Victoria sponge recipe

Serves 8 to 10.

The traditional cake consists of jam and whipped cream sandwiched between two sponge cakes. The top of the cake is generally noticed or decorated except for a sprinkling of confectioners’ sugar, sometimes over a doily to create a lacy pattern.

The cake is named in honor of Queen Victoria, who spent time at her residence on the Isle of Wight following the death of Prince Albert in 1861. To inspire the monarch to get back into the swing of civic duties, she was encouraged to host tea parties, at which a sponge cake like this was served. “Victoria Sponges” became fashionable throughout England and Ireland and also became the measure of the home-baker. 

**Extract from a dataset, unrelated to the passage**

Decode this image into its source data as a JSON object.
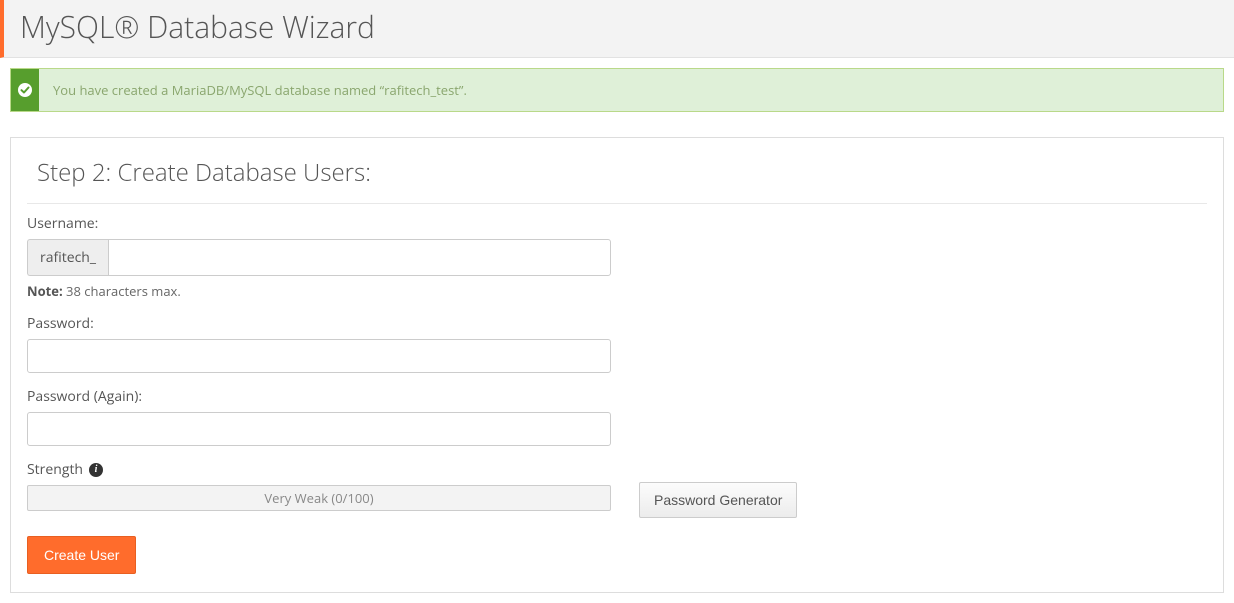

  • 6 ounces butter
  • 3/4 cup sugar
  • 4 large eggs, beaten
  • 2 cups self-rising flour
  • 1 teaspoon baking powder

For the filling

  • 1/2 cup strawberry or raspberry jam 
  • 2/3 cup heavy cream, whipped 

Confectioners’ sugar, for dusting

Fresh strawberries, for garnish (optional)


  • Make the cake. Preheat oven to 325° F. Butter a 9-inch round pan and dust with flour; tap out excess.
  • In a medium bowl, cream butter and sugar with an electric mixer on medium speed until light and fluffy. Add eggs, one at a time, beating well after each addition. Whisk in flour and baking powder until smooth. 
  • Transfer mixture to prepared pan and bake for about 30 minutes, or until the top is golden and a skewer inserted into the center comes out clean. Remove cake from oven and let cool on a wire rack for 15 minutes.
  • Invert cake onto a serving plate, and then return it to upright. With a serrated knife, cut cake in half horizontally; spread the bottom half with strawberry or raspberry jam. Spread whipped cream over jam and replace the top half of cake.
  • Place a nine-inch doily on top of cake; lightly sift confectioner's sugar over it. Carefully remove doily, leaving a lacy pattern on the cake. Cover and refrigerate the cake until serving time. Garnish with fresh strawberries, if desired.

*Margaret M. Johnson is author of eleven cookbooks — Favorite Flavors of Ireland; Christmas Flavors of Ireland; Flavors of Ireland; The Irish Pub Cookbook; Irish Puddings, Tarts, Crumbles, and Fools; The Irish Spirit; The New Irish Table; The Irish Heritage Cookbook; Tea & Crumpets; Cooking with Irish Spirits; and Ireland: Grand Places, Glorious Food. As a food and travel writer, she has contributed to publications in both the U.S. and Ireland including Intermezzo Magazine; SIP, For the Love of Drink; Irish Echo newspaper; and to online sites such as, and She frequently appears at Irish food and cultural events, and when she’s not visiting her ancestral home in Ireland, she lives in Westhampton Beach, NY. You can reach Johnson at [email protected] or visit her website You can buy Margaret M Johnson's book "Teatime in Ireland" on Amazon.

*Originally published in January 2020, updated in June 2024.